I'm amused that Sunday's note on my vacation has generated several comments looking for career advice, most recently from Sarah, who asks, "As a new grad,... how does one get administrative experience?" This speaks to one of the most common dilemmas facing those who are trying to move up into their first supervisory position -- "Every job ad seems to want somebody who already has supervisory experience! How am I going to get any in the first place?" No question that this is a tough hurdle to overcome.
Several years ago, when MLA's Medical School Libraries Section was transmogrifying into the Leadership and Management Section, one of the questions we were faced with (I was chair of the section at the time) was, aren't you just setting up a section for directors or director wannabes, and is that something we really need? So we went to great lengths to point out that leadership and management skills are necessary if one is going to be successful in any professional position, from entry level across the board. I think the section has done a pretty good job at getting that point across, and directing its activities to librarians at every stage of their careers.

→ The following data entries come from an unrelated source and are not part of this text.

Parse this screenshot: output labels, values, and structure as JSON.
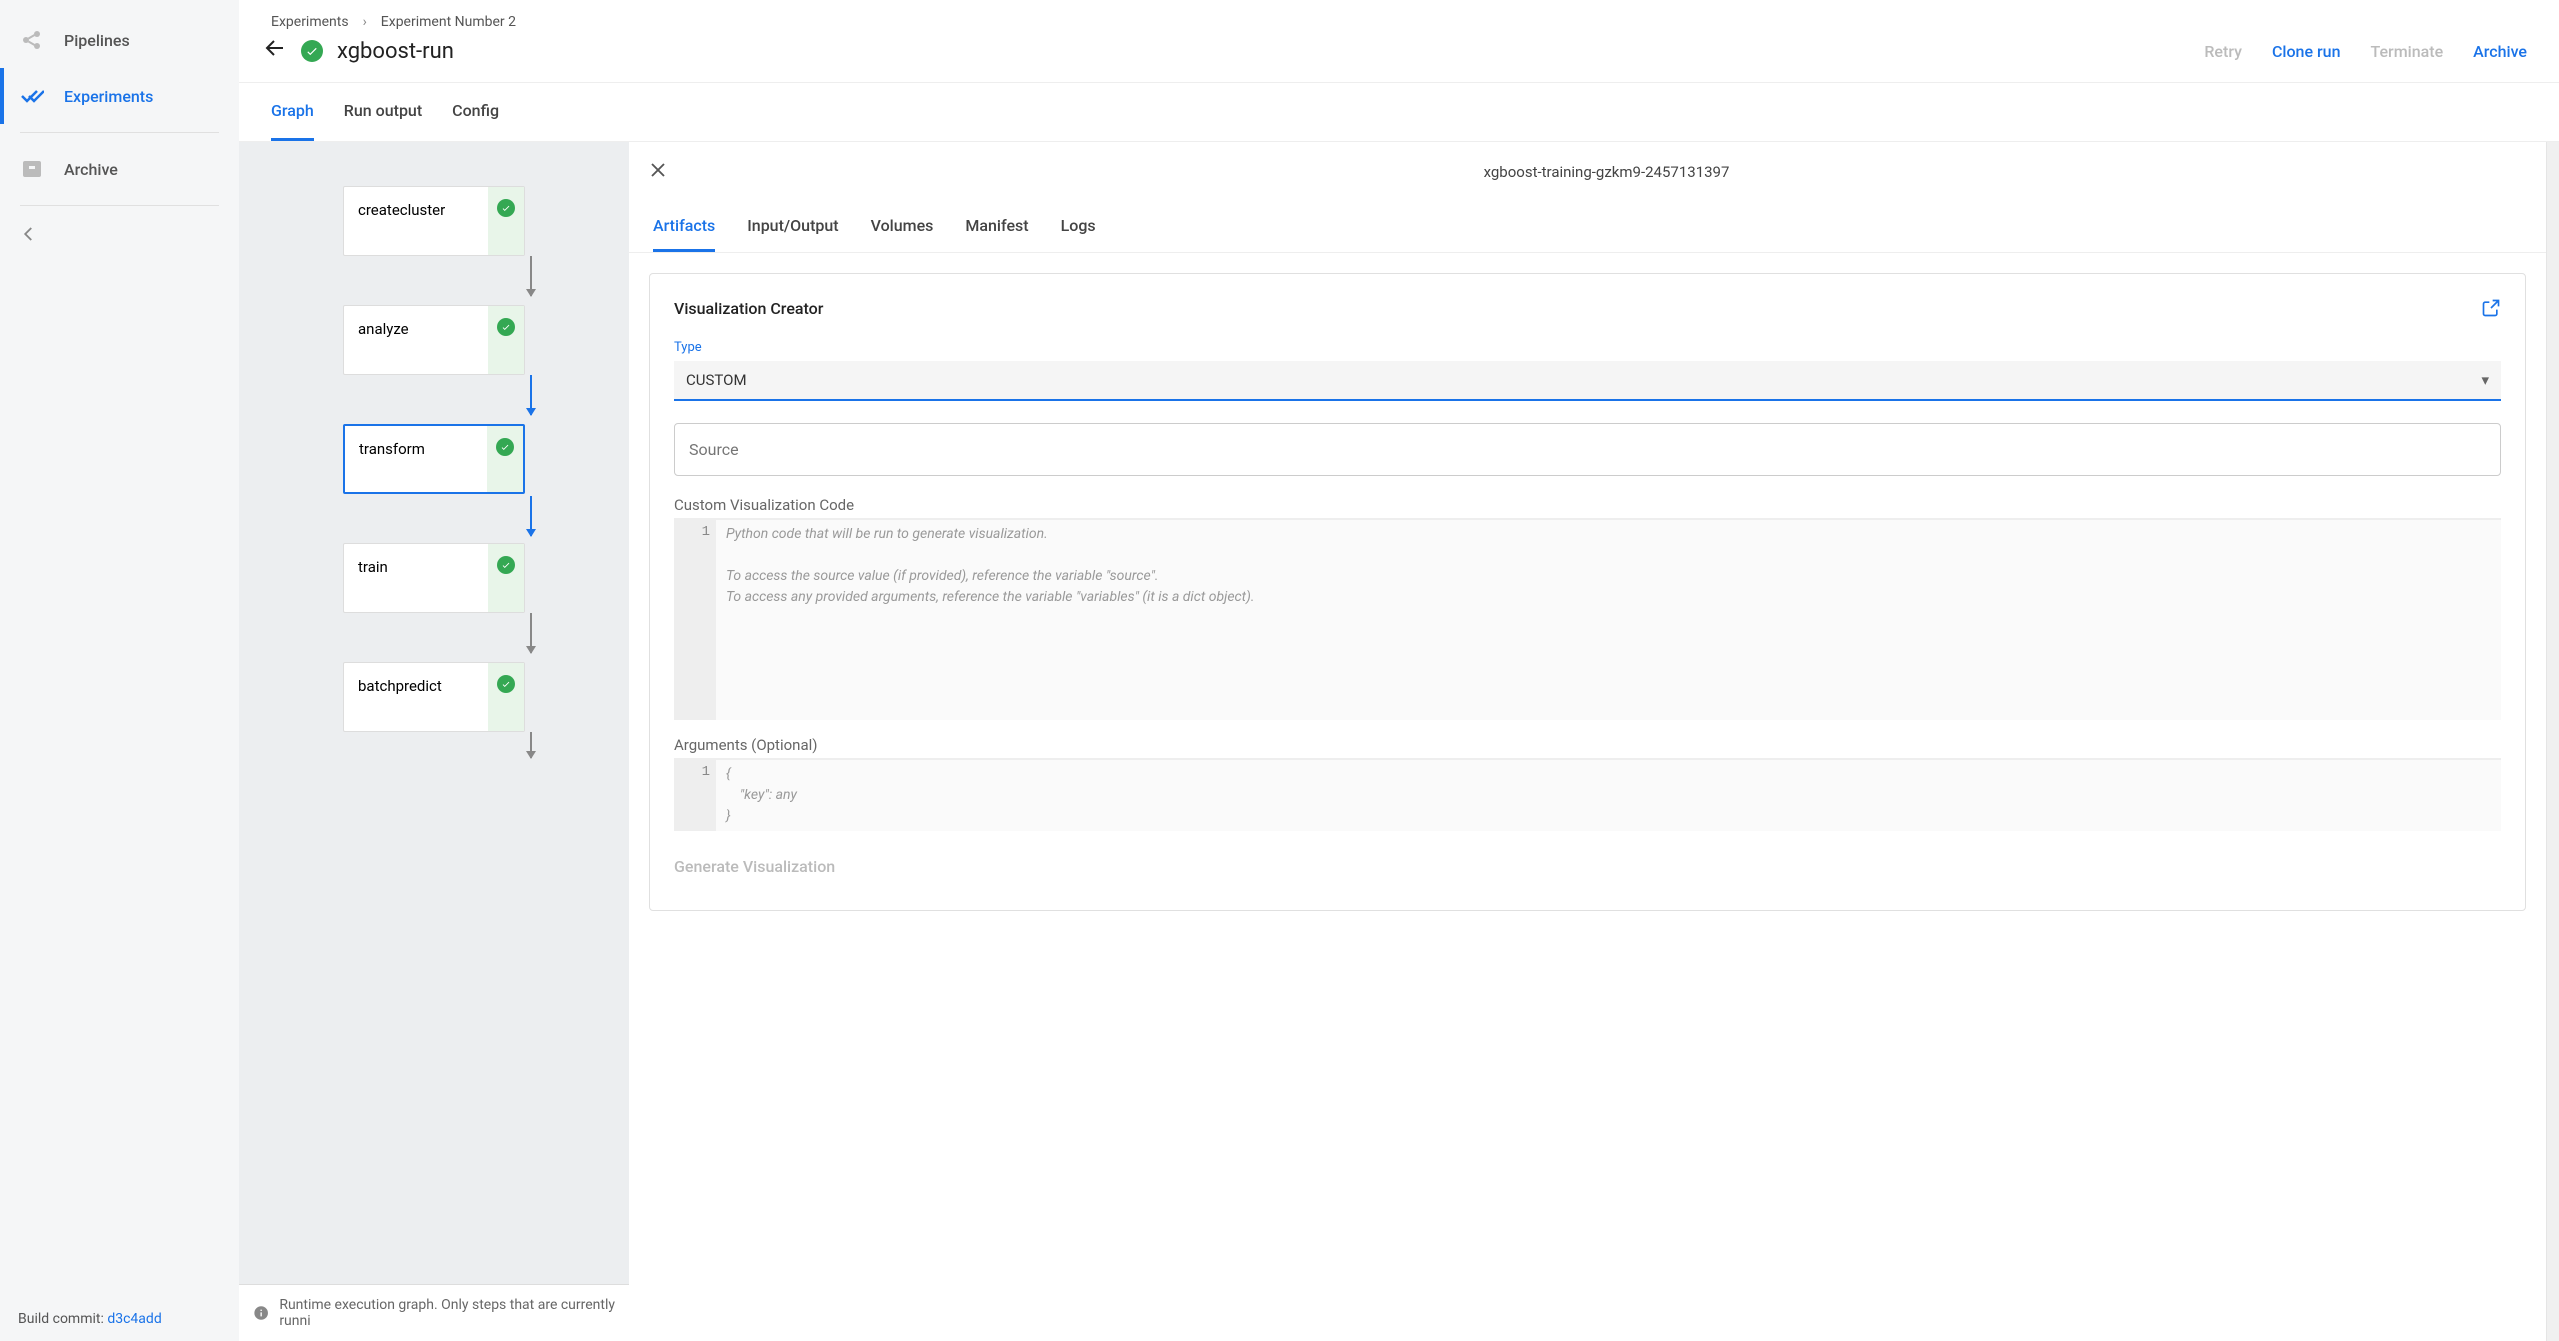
{
  "sidebar": {
    "items": [
      {
        "label": "Pipelines"
      },
      {
        "label": "Experiments"
      },
      {
        "label": "Archive"
      }
    ],
    "build_prefix": "Build commit: ",
    "build_hash": "d3c4add"
  },
  "breadcrumb": [
    "Experiments",
    "Experiment Number 2"
  ],
  "run_title": "xgboost-run",
  "actions": [
    {
      "label": "Retry",
      "enabled": false
    },
    {
      "label": "Clone run",
      "enabled": true
    },
    {
      "label": "Terminate",
      "enabled": false
    },
    {
      "label": "Archive",
      "enabled": true
    }
  ],
  "tabs": [
    "Graph",
    "Run output",
    "Config"
  ],
  "graph": {
    "nodes": [
      {
        "label": "createcluster"
      },
      {
        "label": "analyze"
      },
      {
        "label": "transform"
      },
      {
        "label": "train"
      },
      {
        "label": "batchpredict"
      }
    ],
    "footer": "Runtime execution graph. Only steps that are currently runni"
  },
  "detail": {
    "node_id": "xgboost-training-gzkm9-2457131397",
    "tabs": [
      "Artifacts",
      "Input/Output",
      "Volumes",
      "Manifest",
      "Logs"
    ],
    "card_title": "Visualization Creator",
    "type_label": "Type",
    "type_value": "CUSTOM",
    "source_placeholder": "Source",
    "code_label": "Custom Visualization Code",
    "code_placeholder": "Python code that will be run to generate visualization.\n\nTo access the source value (if provided), reference the variable \"source\".\nTo access any provided arguments, reference the variable \"variables\" (it is a dict object).",
    "args_label": "Arguments (Optional)",
    "args_placeholder": "{\n    \"key\": any\n}",
    "generate_label": "Generate Visualization"
  }
}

In my reply to Bob Riley's comment, I mentioned the importance of people skills and good communication skills. I consider these to be the bedrock of the successful administrator, and they are qualities that an entry-level librarian can demonstrate from the first day on the job. Too many times over the years I have found myself in conversation with someone who explains that they're seeking some higher management job because then they'll be able to get people to do things the way they want them done. Using the unearned authority of one's position to command people isn't leadership, and if you are not successful in effectively motivating your peers, you are not going to be very successful just by becoming their boss.
Most organizations these days try (with more or less success, I suppose) to foster a team approach, and there will be ample opportunities for a new librarian to demonstrate their leadership and administrative abilities. How effective are you as a member of a team? Can you handle disagreements in a positive, straightforward, but nonconfrontational manner? Are you willing to take on new projects that may require you to move outside your comfort zone? How effective are you at sharing credit and celebrating the successes of your colleagues? Do you get your projects in on time, or ahead of time? Do you alert your supervisor and your team members of potential delays well ahead of the time that they become critical? There will come a time, before too long, when you're no longer the newest member of the department -- how do you relate to the person who comes in after you? What do you do to share your experience and expertise with them to help them be successful? Do you project a positive and enthusiastic attitude?
Most importantly, do you carry yourself in such a way that you are recognized as a person of integrity? Do your colleagues see you as someone that they can trust, as someone who lives the values and ethics of our profession?
If you can exemplify these qualities, from your first day on the job, you will find yourself being given more responsibility over time. You will find yourself being asked to manage more projects, to take the lead role in new initiatives. When it comes time to apply for that next position, this will give you the track record that you can stand on, and that will lead your references to give you the kinds of recommendations that may persuade potential employers that you're ready for a supervisory position. It won't always -- don't kid yourself. You'll need a healthy tolerance for disappointment. Success is not guaranteed, and there are plenty of people who aspire to a director's job who never get there. But the basic qualities that make good directors are the same ones that make good entry-level librarians, and you should be working at improving yourself in those areas every single day.
And that means now, and for the rest of your life.